**WORK INSTRUCTIONS**
Repeat the entries below in full, with every character unchanged.

*****

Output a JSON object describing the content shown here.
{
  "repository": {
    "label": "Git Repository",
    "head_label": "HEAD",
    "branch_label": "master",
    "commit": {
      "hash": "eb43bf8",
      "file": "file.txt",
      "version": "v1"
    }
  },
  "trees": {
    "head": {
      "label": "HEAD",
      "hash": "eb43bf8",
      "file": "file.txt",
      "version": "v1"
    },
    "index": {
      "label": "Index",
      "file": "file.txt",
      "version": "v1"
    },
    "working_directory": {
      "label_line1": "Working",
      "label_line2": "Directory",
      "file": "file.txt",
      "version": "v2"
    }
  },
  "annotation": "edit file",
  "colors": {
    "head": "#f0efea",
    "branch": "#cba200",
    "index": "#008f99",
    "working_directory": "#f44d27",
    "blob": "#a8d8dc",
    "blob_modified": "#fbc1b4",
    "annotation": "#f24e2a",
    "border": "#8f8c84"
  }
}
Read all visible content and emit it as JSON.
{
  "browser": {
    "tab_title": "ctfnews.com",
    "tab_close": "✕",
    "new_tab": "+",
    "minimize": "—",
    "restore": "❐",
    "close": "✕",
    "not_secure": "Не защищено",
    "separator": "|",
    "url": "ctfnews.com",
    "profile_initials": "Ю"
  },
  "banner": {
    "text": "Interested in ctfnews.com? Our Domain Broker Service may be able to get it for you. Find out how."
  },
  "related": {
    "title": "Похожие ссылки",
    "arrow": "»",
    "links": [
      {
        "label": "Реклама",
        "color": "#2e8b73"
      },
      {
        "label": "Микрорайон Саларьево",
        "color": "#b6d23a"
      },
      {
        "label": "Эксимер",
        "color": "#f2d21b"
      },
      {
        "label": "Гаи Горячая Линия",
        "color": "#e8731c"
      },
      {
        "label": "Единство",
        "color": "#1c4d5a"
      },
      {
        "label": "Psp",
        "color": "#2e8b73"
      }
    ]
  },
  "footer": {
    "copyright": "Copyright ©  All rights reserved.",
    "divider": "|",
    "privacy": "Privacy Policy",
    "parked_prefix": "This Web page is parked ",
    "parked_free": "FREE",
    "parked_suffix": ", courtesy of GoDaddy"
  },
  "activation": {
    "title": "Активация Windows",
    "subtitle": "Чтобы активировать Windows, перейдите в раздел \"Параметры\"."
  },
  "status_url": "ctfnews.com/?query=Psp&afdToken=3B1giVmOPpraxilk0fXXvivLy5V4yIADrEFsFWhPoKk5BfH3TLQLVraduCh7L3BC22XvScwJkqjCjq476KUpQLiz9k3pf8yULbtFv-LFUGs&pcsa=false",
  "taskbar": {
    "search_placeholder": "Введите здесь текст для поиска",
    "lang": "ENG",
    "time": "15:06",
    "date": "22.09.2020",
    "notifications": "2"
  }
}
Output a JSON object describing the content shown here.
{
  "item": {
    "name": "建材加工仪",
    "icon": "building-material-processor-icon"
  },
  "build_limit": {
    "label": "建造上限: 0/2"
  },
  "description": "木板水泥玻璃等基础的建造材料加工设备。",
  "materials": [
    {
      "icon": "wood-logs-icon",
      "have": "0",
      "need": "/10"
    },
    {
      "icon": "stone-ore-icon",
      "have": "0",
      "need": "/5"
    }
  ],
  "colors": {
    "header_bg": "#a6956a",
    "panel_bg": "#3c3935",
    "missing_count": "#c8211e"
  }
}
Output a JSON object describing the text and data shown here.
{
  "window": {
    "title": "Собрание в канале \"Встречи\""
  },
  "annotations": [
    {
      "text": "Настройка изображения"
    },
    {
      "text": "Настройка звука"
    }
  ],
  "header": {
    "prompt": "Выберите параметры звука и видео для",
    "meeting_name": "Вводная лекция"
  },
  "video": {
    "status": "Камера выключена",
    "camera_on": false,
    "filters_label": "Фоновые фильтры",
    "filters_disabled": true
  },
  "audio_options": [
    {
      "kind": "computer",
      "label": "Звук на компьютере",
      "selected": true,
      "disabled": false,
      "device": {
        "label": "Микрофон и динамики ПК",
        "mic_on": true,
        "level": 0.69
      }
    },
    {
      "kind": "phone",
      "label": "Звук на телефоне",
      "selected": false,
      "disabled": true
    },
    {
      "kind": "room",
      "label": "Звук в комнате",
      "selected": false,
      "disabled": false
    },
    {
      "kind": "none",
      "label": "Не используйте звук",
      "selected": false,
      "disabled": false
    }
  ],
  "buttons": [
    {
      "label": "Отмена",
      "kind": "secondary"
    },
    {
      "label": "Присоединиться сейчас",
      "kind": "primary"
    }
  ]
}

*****

**RESULT BELOW**
Output a JSON object describing the content shown here.
{
  "repository": {
    "label": "Git Repository",
    "head_label": "HEAD",
    "branch_label": "master",
    "commit": {
      "hash": "eb43bf8",
      "file": "file.txt",
      "version": "v1"
    }
  },
  "trees": {
    "head": {
      "label": "HEAD",
      "hash": "eb43bf8",
      "file": "file.txt",
      "version": "v1"
    },
    "index": {
      "label": "Index",
      "file": "file.txt",
      "version": "v1"
    },
    "working_directory": {
      "label_line1": "Working",
      "label_line2": "Directory",
      "file": "file.txt",
      "version": "v2"
    }
  },
  "annotation": "edit file",
  "colors": {
    "head": "#f0efea",
    "branch": "#cba200",
    "index": "#008f99",
    "working_directory": "#f44d27",
    "blob": "#a8d8dc",
    "blob_modified": "#fbc1b4",
    "annotation": "#f24e2a",
    "border": "#8f8c84"
  }
}
Read all visible content and emit it as JSON.
{
  "browser": {
    "tab_title": "ctfnews.com",
    "tab_close": "✕",
    "new_tab": "+",
    "minimize": "—",
    "restore": "❐",
    "close": "✕",
    "not_secure": "Не защищено",
    "separator": "|",
    "url": "ctfnews.com",
    "profile_initials": "Ю"
  },
  "banner": {
    "text": "Interested in ctfnews.com? Our Domain Broker Service may be able to get it for you. Find out how."
  },
  "related": {
    "title": "Похожие ссылки",
    "arrow": "»",
    "links": [
      {
        "label": "Реклама",
        "color": "#2e8b73"
      },
      {
        "label": "Микрорайон Саларьево",
        "color": "#b6d23a"
      },
      {
        "label": "Эксимер",
        "color": "#f2d21b"
      },
      {
        "label": "Гаи Горячая Линия",
        "color": "#e8731c"
      },
      {
        "label": "Единство",
        "color": "#1c4d5a"
      },
      {
        "label": "Psp",
        "color": "#2e8b73"
      }
    ]
  },
  "footer": {
    "copyright": "Copyright ©  All rights reserved.",
    "divider": "|",
    "privacy": "Privacy Policy",
    "parked_prefix": "This Web page is parked ",
    "parked_free": "FREE",
    "parked_suffix": ", courtesy of GoDaddy"
  },
  "activation": {
    "title": "Активация Windows",
    "subtitle": "Чтобы активировать Windows, перейдите в раздел \"Параметры\"."
  },
  "status_url": "ctfnews.com/?query=Psp&afdToken=3B1giVmOPpraxilk0fXXvivLy5V4yIADrEFsFWhPoKk5BfH3TLQLVraduCh7L3BC22XvScwJkqjCjq476KUpQLiz9k3pf8yULbtFv-LFUGs&pcsa=false",
  "taskbar": {
    "search_placeholder": "Введите здесь текст для поиска",
    "lang": "ENG",
    "time": "15:06",
    "date": "22.09.2020",
    "notifications": "2"
  }
}
Output a JSON object describing the content shown here.
{
  "item": {
    "name": "建材加工仪",
    "icon": "building-material-processor-icon"
  },
  "build_limit": {
    "label": "建造上限: 0/2"
  },
  "description": "木板水泥玻璃等基础的建造材料加工设备。",
  "materials": [
    {
      "icon": "wood-logs-icon",
      "have": "0",
      "need": "/10"
    },
    {
      "icon": "stone-ore-icon",
      "have": "0",
      "need": "/5"
    }
  ],
  "colors": {
    "header_bg": "#a6956a",
    "panel_bg": "#3c3935",
    "missing_count": "#c8211e"
  }
}
Output a JSON object describing the text and data shown here.
{
  "window": {
    "title": "Собрание в канале \"Встречи\""
  },
  "annotations": [
    {
      "text": "Настройка изображения"
    },
    {
      "text": "Настройка звука"
    }
  ],
  "header": {
    "prompt": "Выберите параметры звука и видео для",
    "meeting_name": "Вводная лекция"
  },
  "video": {
    "status": "Камера выключена",
    "camera_on": false,
    "filters_label": "Фоновые фильтры",
    "filters_disabled": true
  },
  "audio_options": [
    {
      "kind": "computer",
      "label": "Звук на компьютере",
      "selected": true,
      "disabled": false,
      "device": {
        "label": "Микрофон и динамики ПК",
        "mic_on": true,
        "level": 0.69
      }
    },
    {
      "kind": "phone",
      "label": "Звук на телефоне",
      "selected": false,
      "disabled": true
    },
    {
      "kind": "room",
      "label": "Звук в комнате",
      "selected": false,
      "disabled": false
    },
    {
      "kind": "none",
      "label": "Не используйте звук",
      "selected": false,
      "disabled": false
    }
  ],
  "buttons": [
    {
      "label": "Отмена",
      "kind": "secondary"
    },
    {
      "label": "Присоединиться сейчас",
      "kind": "primary"
    }
  ]
}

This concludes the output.